Hamstring strength is an issue for many athletes. Females tend to exhibit quadriceps dominance, lacking the desired Q:H ratio of 3:2. This is thought to be one contributing factor for non-contact ACL tears. Additionally, I see many clients who suffer from chronic hamstring pain and recurrent hamstring strains. To effectively address hamstring pain and prevent future injury, it is necessary to perform eccentric strengthening. This exercise utilizes gliding discs to promote eccentric strength.

Execution: Position the both heels/feet on the gliding discs. Next, move into a full bridge position. Holding the bridge, slowly allow the heels to slide forward keeping constant tension in the hamstrings. I suggest a slow cadence for the descent (3-5 seconds).

As the legs near full extension, allow the torso/lower body to come down and relax on the floor.
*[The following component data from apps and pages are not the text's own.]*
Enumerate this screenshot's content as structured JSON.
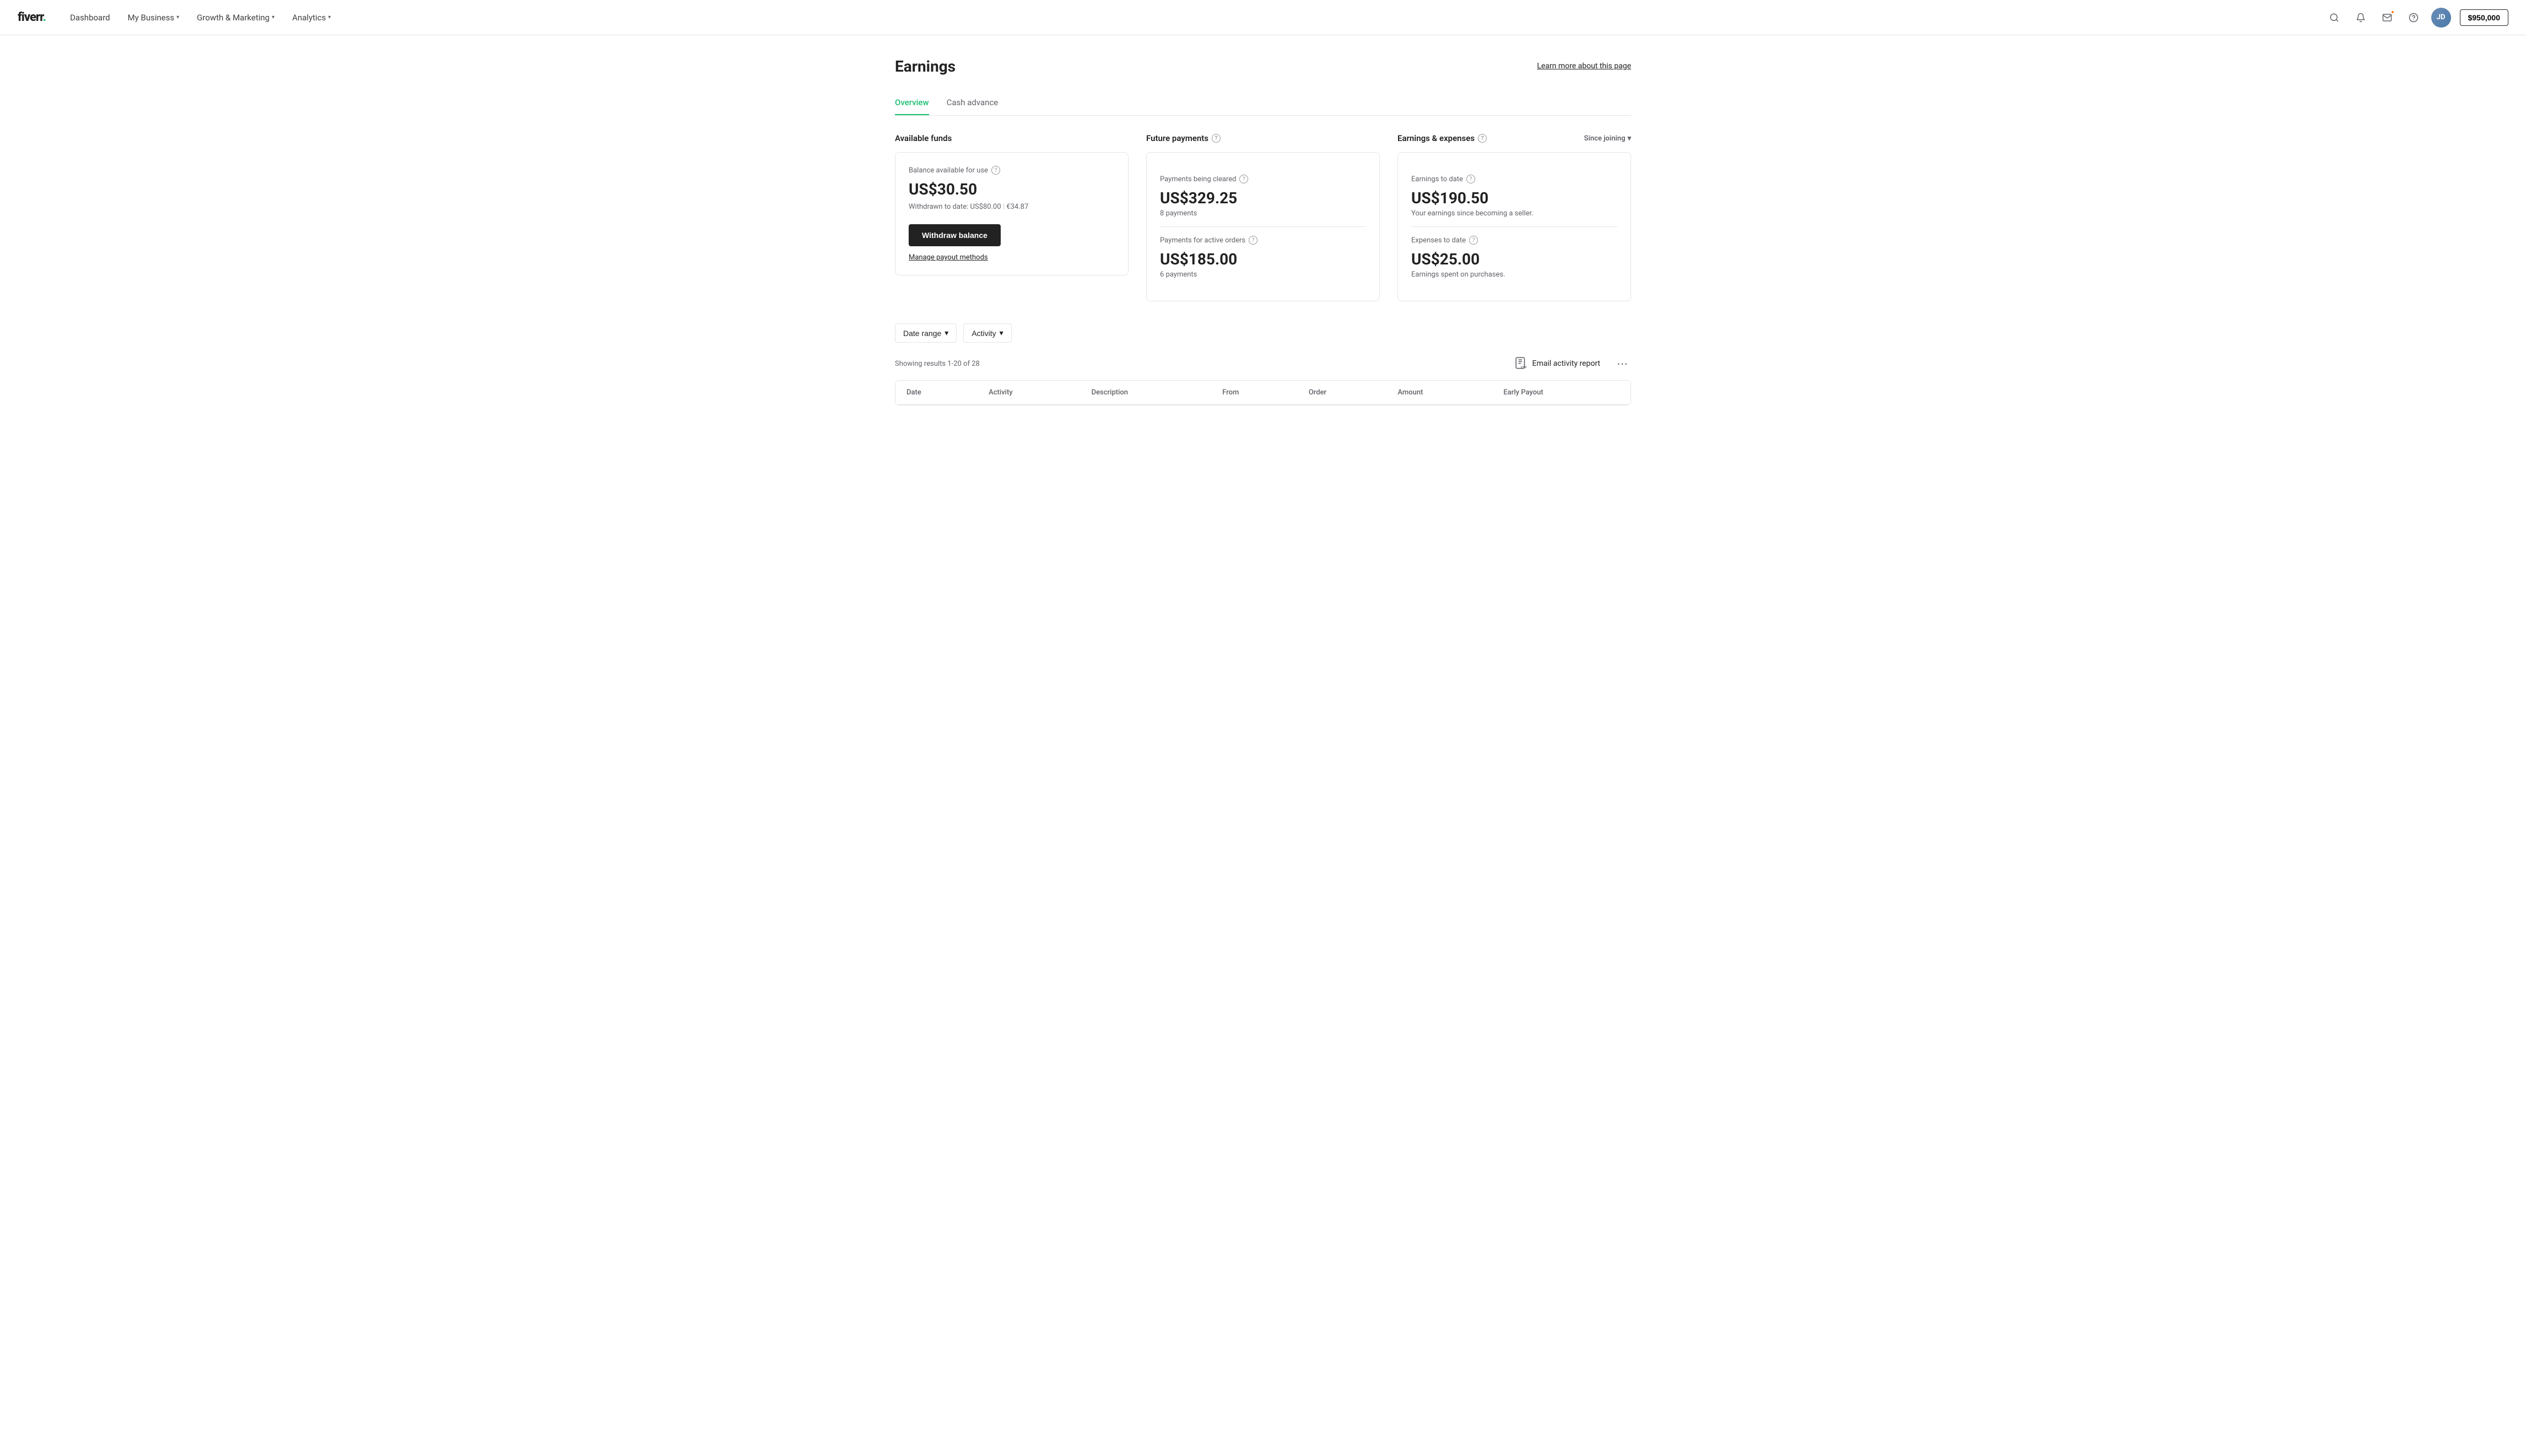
{
  "header": {
    "logo": "fiverr.",
    "nav": [
      {
        "label": "Dashboard",
        "hasDropdown": false
      },
      {
        "label": "My Business",
        "hasDropdown": true
      },
      {
        "label": "Growth & Marketing",
        "hasDropdown": true
      },
      {
        "label": "Analytics",
        "hasDropdown": true
      }
    ],
    "balance": "$950,000",
    "avatar_initials": "JD"
  },
  "page": {
    "title": "Earnings",
    "learn_more": "Learn more about this page",
    "tabs": [
      {
        "label": "Overview",
        "active": true
      },
      {
        "label": "Cash advance",
        "active": false
      }
    ]
  },
  "available_funds": {
    "section_label": "Available funds",
    "card": {
      "balance_label": "Balance available for use",
      "balance_amount": "US$30.50",
      "withdrawn_label": "Withdrawn to date:",
      "withdrawn_usd": "US$80.00",
      "withdrawn_eur": "€34.87",
      "withdraw_btn": "Withdraw balance",
      "manage_payout": "Manage payout methods"
    }
  },
  "future_payments": {
    "section_label": "Future payments",
    "clearing_label": "Payments being cleared",
    "clearing_amount": "US$329.25",
    "clearing_count": "8 payments",
    "active_label": "Payments for active orders",
    "active_amount": "US$185.00",
    "active_count": "6 payments"
  },
  "earnings_expenses": {
    "section_label": "Earnings & expenses",
    "since_joining": "Since joining",
    "earnings_label": "Earnings to date",
    "earnings_amount": "US$190.50",
    "earnings_sub": "Your earnings since becoming a seller.",
    "expenses_label": "Expenses to date",
    "expenses_amount": "US$25.00",
    "expenses_sub": "Earnings spent on purchases."
  },
  "filters": {
    "date_range": "Date range",
    "activity": "Activity"
  },
  "results": {
    "showing": "Showing results 1-20 of 28",
    "email_report": "Email activity report",
    "more": "···"
  },
  "table": {
    "columns": [
      "Date",
      "Activity",
      "Description",
      "From",
      "Order",
      "Amount",
      "Early Payout"
    ]
  },
  "colors": {
    "green": "#1dbf73",
    "dark": "#222",
    "gray": "#62646a",
    "border": "#e4e4e4"
  }
}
Flex the knees fully and repeat the sequence for 8-10 repetitions. Perform 2-3 sets. Increase or decrease the time under tension as needed based on difficulty and the ability to control the motion.
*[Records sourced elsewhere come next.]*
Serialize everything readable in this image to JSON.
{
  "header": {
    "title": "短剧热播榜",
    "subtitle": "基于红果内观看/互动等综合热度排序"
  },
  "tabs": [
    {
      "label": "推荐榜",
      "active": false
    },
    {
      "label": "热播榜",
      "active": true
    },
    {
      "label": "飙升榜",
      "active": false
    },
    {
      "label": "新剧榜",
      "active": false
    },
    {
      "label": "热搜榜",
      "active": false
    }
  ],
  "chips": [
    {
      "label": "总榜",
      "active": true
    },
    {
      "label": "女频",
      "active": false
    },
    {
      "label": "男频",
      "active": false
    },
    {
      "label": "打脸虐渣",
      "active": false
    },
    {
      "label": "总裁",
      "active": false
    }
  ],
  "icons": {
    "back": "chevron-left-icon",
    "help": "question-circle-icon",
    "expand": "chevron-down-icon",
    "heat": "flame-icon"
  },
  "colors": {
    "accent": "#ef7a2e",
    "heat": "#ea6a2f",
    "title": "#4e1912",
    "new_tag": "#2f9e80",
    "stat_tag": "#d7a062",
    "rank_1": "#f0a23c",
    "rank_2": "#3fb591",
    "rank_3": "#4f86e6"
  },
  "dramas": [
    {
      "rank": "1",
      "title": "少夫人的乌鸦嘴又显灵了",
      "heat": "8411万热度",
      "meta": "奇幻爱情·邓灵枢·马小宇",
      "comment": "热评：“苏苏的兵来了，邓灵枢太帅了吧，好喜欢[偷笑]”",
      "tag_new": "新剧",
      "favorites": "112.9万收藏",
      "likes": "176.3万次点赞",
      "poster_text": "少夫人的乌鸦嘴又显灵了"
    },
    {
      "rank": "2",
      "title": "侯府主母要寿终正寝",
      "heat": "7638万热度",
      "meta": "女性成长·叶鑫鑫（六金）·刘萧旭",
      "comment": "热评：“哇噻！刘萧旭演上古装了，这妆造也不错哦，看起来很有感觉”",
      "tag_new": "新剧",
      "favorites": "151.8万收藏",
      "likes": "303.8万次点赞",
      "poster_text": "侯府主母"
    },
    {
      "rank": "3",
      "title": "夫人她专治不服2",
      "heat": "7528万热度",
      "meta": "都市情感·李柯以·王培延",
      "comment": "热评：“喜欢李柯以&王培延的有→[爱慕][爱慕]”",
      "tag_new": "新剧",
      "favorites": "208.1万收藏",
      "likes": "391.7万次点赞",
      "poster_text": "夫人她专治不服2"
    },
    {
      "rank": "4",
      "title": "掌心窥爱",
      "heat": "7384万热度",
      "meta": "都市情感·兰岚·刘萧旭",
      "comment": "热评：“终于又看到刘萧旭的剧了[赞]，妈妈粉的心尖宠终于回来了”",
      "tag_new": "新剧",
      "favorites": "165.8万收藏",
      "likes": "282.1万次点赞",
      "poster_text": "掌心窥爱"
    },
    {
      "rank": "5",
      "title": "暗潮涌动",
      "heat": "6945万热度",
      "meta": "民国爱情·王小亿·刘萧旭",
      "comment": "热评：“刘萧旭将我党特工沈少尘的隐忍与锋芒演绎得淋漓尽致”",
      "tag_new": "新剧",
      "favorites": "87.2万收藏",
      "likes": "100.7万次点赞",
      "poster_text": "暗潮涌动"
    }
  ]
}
Application: This exercise is an excellent way to resolve chronic hamstring pain/proximal hamstring tendinopathy, improve hamstring strength, increase hamstring mobility, and aid in injury prevention for cutting, pivoting and sprinting athletes. Increasing hamstring strength is an important injury prevention measure for athletes that may be at risk for ACL injury. I routinely utilize this exercise in my rehab and rehab routines, and the gliding discs allow for slow controlled motion while allowing the client to manage the time under tension in a safe manner.